START RAW DATA

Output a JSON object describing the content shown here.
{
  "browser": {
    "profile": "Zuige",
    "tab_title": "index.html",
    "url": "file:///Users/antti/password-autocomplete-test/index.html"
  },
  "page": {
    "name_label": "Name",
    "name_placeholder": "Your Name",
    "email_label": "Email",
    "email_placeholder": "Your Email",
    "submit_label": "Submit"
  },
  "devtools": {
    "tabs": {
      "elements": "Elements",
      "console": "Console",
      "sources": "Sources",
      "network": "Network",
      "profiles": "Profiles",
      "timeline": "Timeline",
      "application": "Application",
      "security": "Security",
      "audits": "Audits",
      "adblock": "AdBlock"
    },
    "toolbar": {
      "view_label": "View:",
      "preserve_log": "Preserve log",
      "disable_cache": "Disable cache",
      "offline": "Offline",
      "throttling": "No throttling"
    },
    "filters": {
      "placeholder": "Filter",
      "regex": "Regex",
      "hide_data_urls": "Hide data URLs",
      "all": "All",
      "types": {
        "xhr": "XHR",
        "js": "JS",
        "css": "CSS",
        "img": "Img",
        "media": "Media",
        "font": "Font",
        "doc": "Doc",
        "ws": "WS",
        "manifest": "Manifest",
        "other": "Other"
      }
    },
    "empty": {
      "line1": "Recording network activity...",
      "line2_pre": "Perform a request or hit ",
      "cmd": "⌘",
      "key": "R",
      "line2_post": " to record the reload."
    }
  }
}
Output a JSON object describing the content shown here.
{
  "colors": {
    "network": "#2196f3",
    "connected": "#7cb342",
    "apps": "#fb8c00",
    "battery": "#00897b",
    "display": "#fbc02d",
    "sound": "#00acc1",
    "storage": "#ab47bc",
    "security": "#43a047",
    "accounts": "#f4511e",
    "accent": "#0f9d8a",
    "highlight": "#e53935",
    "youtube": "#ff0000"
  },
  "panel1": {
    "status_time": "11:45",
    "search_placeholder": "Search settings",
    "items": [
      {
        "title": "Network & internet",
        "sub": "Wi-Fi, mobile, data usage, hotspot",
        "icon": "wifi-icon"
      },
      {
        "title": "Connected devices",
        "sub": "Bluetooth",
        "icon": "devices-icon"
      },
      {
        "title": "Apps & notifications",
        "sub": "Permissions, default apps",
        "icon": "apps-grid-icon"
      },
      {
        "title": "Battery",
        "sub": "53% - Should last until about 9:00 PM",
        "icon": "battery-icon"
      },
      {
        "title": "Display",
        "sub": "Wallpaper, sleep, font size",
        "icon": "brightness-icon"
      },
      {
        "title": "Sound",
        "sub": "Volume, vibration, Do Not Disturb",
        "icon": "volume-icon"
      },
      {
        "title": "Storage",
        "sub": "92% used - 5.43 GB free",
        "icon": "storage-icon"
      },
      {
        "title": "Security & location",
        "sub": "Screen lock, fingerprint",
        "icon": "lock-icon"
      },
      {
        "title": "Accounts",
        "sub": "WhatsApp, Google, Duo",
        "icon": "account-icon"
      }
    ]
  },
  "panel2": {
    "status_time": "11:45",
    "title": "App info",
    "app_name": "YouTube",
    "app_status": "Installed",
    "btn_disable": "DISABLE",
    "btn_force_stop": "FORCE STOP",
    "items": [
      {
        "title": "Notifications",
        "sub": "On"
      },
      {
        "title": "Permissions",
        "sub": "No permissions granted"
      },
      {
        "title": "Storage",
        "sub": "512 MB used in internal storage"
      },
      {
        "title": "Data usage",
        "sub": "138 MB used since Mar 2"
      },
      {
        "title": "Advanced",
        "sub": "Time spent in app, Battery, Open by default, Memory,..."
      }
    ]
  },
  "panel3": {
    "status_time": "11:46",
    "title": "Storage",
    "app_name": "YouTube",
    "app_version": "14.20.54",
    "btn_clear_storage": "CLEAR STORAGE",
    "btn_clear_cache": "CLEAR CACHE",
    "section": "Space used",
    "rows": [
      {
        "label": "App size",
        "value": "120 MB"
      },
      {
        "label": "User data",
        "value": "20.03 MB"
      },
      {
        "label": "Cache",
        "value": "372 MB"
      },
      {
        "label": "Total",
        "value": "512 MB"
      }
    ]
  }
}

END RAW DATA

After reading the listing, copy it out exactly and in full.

Output a JSON object describing the content shown here.
{
  "browser": {
    "profile": "Zuige",
    "tab_title": "index.html",
    "url": "file:///Users/antti/password-autocomplete-test/index.html"
  },
  "page": {
    "name_label": "Name",
    "name_placeholder": "Your Name",
    "email_label": "Email",
    "email_placeholder": "Your Email",
    "submit_label": "Submit"
  },
  "devtools": {
    "tabs": {
      "elements": "Elements",
      "console": "Console",
      "sources": "Sources",
      "network": "Network",
      "profiles": "Profiles",
      "timeline": "Timeline",
      "application": "Application",
      "security": "Security",
      "audits": "Audits",
      "adblock": "AdBlock"
    },
    "toolbar": {
      "view_label": "View:",
      "preserve_log": "Preserve log",
      "disable_cache": "Disable cache",
      "offline": "Offline",
      "throttling": "No throttling"
    },
    "filters": {
      "placeholder": "Filter",
      "regex": "Regex",
      "hide_data_urls": "Hide data URLs",
      "all": "All",
      "types": {
        "xhr": "XHR",
        "js": "JS",
        "css": "CSS",
        "img": "Img",
        "media": "Media",
        "font": "Font",
        "doc": "Doc",
        "ws": "WS",
        "manifest": "Manifest",
        "other": "Other"
      }
    },
    "empty": {
      "line1": "Recording network activity...",
      "line2_pre": "Perform a request or hit ",
      "cmd": "⌘",
      "key": "R",
      "line2_post": " to record the reload."
    }
  }
}
Output a JSON object describing the content shown here.
{
  "colors": {
    "network": "#2196f3",
    "connected": "#7cb342",
    "apps": "#fb8c00",
    "battery": "#00897b",
    "display": "#fbc02d",
    "sound": "#00acc1",
    "storage": "#ab47bc",
    "security": "#43a047",
    "accounts": "#f4511e",
    "accent": "#0f9d8a",
    "highlight": "#e53935",
    "youtube": "#ff0000"
  },
  "panel1": {
    "status_time": "11:45",
    "search_placeholder": "Search settings",
    "items": [
      {
        "title": "Network & internet",
        "sub": "Wi-Fi, mobile, data usage, hotspot",
        "icon": "wifi-icon"
      },
      {
        "title": "Connected devices",
        "sub": "Bluetooth",
        "icon": "devices-icon"
      },
      {
        "title": "Apps & notifications",
        "sub": "Permissions, default apps",
        "icon": "apps-grid-icon"
      },
      {
        "title": "Battery",
        "sub": "53% - Should last until about 9:00 PM",
        "icon": "battery-icon"
      },
      {
        "title": "Display",
        "sub": "Wallpaper, sleep, font size",
        "icon": "brightness-icon"
      },
      {
        "title": "Sound",
        "sub": "Volume, vibration, Do Not Disturb",
        "icon": "volume-icon"
      },
      {
        "title": "Storage",
        "sub": "92% used - 5.43 GB free",
        "icon": "storage-icon"
      },
      {
        "title": "Security & location",
        "sub": "Screen lock, fingerprint",
        "icon": "lock-icon"
      },
      {
        "title": "Accounts",
        "sub": "WhatsApp, Google, Duo",
        "icon": "account-icon"
      }
    ]
  },
  "panel2": {
    "status_time": "11:45",
    "title": "App info",
    "app_name": "YouTube",
    "app_status": "Installed",
    "btn_disable": "DISABLE",
    "btn_force_stop": "FORCE STOP",
    "items": [
      {
        "title": "Notifications",
        "sub": "On"
      },
      {
        "title": "Permissions",
        "sub": "No permissions granted"
      },
      {
        "title": "Storage",
        "sub": "512 MB used in internal storage"
      },
      {
        "title": "Data usage",
        "sub": "138 MB used since Mar 2"
      },
      {
        "title": "Advanced",
        "sub": "Time spent in app, Battery, Open by default, Memory,..."
      }
    ]
  },
  "panel3": {
    "status_time": "11:46",
    "title": "Storage",
    "app_name": "YouTube",
    "app_version": "14.20.54",
    "btn_clear_storage": "CLEAR STORAGE",
    "btn_clear_cache": "CLEAR CACHE",
    "section": "Space used",
    "rows": [
      {
        "label": "App size",
        "value": "120 MB"
      },
      {
        "label": "User data",
        "value": "20.03 MB"
      },
      {
        "label": "Cache",
        "value": "372 MB"
      },
      {
        "label": "Total",
        "value": "512 MB"
      }
    ]
  }
}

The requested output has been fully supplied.